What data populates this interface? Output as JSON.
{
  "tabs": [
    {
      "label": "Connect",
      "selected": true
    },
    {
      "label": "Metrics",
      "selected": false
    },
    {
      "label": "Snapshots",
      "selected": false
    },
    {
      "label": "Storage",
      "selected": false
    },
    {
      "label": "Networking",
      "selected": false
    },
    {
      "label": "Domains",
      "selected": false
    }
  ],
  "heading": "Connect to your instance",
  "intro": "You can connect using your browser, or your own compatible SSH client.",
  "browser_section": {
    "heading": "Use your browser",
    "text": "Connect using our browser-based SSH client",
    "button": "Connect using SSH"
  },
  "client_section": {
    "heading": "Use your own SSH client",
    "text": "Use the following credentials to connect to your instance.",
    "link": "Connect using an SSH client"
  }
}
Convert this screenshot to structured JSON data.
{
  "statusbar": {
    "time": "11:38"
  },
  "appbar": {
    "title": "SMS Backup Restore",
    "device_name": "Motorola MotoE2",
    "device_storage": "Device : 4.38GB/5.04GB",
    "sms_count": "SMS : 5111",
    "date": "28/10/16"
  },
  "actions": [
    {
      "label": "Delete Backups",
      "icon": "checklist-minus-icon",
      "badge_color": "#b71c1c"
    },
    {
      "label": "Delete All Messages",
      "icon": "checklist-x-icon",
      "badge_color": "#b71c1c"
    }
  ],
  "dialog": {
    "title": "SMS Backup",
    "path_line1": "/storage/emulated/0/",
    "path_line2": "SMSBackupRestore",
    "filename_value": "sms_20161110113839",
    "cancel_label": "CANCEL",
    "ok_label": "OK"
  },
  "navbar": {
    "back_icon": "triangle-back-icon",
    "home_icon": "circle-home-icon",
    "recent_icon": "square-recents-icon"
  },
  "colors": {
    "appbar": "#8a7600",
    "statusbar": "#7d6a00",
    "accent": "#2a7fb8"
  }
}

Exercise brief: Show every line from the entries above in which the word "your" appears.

Answer section:
  "heading": "Connect to your instance",
  "intro": "You can connect using your browser, or your own compatible SSH client.",
    "heading": "Use your browser",
    "heading": "Use your own SSH client",
    "text": "Use the following credentials to connect to your instance.",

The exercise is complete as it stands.